Henrietta rode the cultural cusp as a muse to the Bloomsbury Group, the daughter of the ambassador to the United Kingdom during the rise of Nazism, the seductress of royalty and athletic champions, and a pre-Stonewall figure who never buckled to convention. Henrietta's audacious physicality made her unforgettable in her own time, and her ecstatic and harrowing life serves as an astonishing reminder of the stories that lie buried in our own families.
is not clear, though one Louisville matron said “everybody knew right away she was not all there.” Henrietta’s pre-Christmas outburst at the Seelbach Hotel prompted a frightening binge; others followed, and by May 1917 Bingham was desperate. His trip to see Hugh Young in Baltimore was in fact a bid for help with this “great trouble.” He told Young that Mary Lily shut herself in her rooms for days and consumed vast quantities of gin to the point of stupefaction. Barry remembered hearing that “her
the illusion Henrietta and Mina were staging for the benefit of Judge Bingham—that her time off from Smith was merely elective. Upon renewing her teaching contract that spring of 1922, Mina requested leave to spend a year “studying and traveling in Europe,” which Smith’s president approved even though she had completed only two years’ service. (One possible explanation for this may have been that the spread of rumors about her involvement with students made time away from campus advisable.)
week, the analyst would “put himself at the service of the patient,” “keep awake and become preoccupied by the patient,” seek to understand the patient, and reflect that comprehension in language. “Love and hate were honestly expressed” in the nature of the sessions—the analyst’s interest in the patient expressed love; the firm start time, end time, and the payment for the analyst’s services were expressions of hate. The analyst is “much more reliable than people are in ordinary life; on the
the Alps. But Peggy grumbled that Americans, grouped together, resembled “a lot of screaming peacocks.” She knew she sounded like a snob, yet it came as a relief when “time and money” cut short their journey before they reached Vienna and Budapest. They would spend a few days in Paris and then cross the Channel. The Binghams were on their way to Scotland; Henrietta and Barry could not slip that noose, but Peggy agreed to join them and urged Rosamond and Wogan to come along. The shooting was good,
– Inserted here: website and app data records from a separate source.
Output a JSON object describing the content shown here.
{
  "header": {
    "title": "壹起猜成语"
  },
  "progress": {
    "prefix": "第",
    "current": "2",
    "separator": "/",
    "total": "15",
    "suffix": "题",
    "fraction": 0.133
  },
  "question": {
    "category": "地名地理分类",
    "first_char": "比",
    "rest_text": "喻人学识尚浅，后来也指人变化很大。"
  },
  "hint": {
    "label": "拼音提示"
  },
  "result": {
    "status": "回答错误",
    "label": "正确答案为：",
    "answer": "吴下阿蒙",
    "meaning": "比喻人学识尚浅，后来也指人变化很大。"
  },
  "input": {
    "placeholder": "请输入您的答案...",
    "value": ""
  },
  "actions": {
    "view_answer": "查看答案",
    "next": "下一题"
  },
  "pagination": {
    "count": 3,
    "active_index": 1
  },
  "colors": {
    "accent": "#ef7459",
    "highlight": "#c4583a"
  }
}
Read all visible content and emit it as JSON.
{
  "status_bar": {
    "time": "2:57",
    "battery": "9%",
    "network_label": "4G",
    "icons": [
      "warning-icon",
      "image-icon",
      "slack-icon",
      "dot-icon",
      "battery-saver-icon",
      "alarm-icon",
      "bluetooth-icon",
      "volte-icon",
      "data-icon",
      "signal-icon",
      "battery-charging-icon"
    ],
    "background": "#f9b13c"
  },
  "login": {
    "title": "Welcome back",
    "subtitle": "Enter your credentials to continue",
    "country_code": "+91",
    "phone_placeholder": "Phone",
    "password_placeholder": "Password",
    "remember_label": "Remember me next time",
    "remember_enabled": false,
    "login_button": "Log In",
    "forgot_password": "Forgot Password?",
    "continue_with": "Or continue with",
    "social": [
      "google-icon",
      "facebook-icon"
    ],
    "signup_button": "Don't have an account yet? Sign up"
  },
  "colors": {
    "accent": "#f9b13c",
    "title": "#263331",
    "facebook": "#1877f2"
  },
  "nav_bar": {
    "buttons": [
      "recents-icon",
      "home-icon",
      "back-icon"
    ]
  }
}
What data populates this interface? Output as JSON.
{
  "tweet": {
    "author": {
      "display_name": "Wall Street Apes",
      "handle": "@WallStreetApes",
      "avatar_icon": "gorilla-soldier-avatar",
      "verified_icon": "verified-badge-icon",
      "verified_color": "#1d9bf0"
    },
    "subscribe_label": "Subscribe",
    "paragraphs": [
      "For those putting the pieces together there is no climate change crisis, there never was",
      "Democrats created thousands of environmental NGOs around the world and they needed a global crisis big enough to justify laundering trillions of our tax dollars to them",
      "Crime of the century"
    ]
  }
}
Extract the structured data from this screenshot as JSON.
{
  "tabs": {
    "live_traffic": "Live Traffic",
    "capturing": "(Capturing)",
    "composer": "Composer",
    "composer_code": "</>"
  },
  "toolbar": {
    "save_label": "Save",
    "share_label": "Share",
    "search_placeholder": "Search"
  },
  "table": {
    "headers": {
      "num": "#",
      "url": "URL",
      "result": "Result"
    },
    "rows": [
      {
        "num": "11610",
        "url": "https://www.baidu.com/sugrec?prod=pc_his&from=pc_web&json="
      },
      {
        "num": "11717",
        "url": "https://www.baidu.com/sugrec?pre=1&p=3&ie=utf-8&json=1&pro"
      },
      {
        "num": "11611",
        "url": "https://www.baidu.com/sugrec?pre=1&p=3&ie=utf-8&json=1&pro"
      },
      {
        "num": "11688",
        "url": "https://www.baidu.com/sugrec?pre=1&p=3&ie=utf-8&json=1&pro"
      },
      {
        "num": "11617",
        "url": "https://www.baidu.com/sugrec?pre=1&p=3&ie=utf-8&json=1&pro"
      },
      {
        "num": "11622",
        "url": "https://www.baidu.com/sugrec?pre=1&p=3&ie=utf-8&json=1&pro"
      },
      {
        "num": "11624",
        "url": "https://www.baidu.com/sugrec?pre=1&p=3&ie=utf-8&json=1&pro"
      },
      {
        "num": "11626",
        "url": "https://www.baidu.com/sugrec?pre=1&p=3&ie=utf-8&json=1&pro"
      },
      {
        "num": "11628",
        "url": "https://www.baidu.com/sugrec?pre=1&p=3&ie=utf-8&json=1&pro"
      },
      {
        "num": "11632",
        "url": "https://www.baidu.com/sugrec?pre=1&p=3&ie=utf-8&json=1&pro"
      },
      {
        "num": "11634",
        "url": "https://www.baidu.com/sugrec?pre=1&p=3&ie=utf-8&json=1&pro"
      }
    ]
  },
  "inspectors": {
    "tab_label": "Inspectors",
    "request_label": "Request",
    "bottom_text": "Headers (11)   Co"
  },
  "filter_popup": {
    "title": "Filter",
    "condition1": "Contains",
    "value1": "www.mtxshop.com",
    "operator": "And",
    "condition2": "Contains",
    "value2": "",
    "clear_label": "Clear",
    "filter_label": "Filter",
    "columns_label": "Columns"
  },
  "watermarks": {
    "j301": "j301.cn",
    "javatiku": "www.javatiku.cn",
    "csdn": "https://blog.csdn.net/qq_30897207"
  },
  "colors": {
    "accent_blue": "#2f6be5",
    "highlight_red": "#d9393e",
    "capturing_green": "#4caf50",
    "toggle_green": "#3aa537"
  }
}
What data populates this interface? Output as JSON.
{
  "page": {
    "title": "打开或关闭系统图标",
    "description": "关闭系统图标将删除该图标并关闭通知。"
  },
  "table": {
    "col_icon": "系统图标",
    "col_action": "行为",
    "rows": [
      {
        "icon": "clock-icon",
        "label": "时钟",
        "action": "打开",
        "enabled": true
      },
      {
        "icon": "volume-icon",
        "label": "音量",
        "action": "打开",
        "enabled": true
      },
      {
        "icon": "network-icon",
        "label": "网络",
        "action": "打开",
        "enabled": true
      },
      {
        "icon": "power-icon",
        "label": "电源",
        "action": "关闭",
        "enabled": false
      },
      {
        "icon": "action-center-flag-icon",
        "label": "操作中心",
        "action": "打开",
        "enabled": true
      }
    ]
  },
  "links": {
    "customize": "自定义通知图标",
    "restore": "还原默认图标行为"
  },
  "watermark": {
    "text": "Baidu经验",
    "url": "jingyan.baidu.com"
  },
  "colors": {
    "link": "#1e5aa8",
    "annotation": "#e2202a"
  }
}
kennels. The pointers barked as the groom saddled horses for a final shoot. Helen begged to adopt a puppy in the Judge’s memory even though Henrietta warned her they made poor pets. Maintaining the quail plantation made no sense; in the absence of its master it was put on the market to help fund Harmony Landing. Nineteen thirty-eight was not a propitious time to list a rich man’s folly, however, and it took years to sell. Henrietta with her nephew Worth on Jubilee, in a Harmony Landing hay field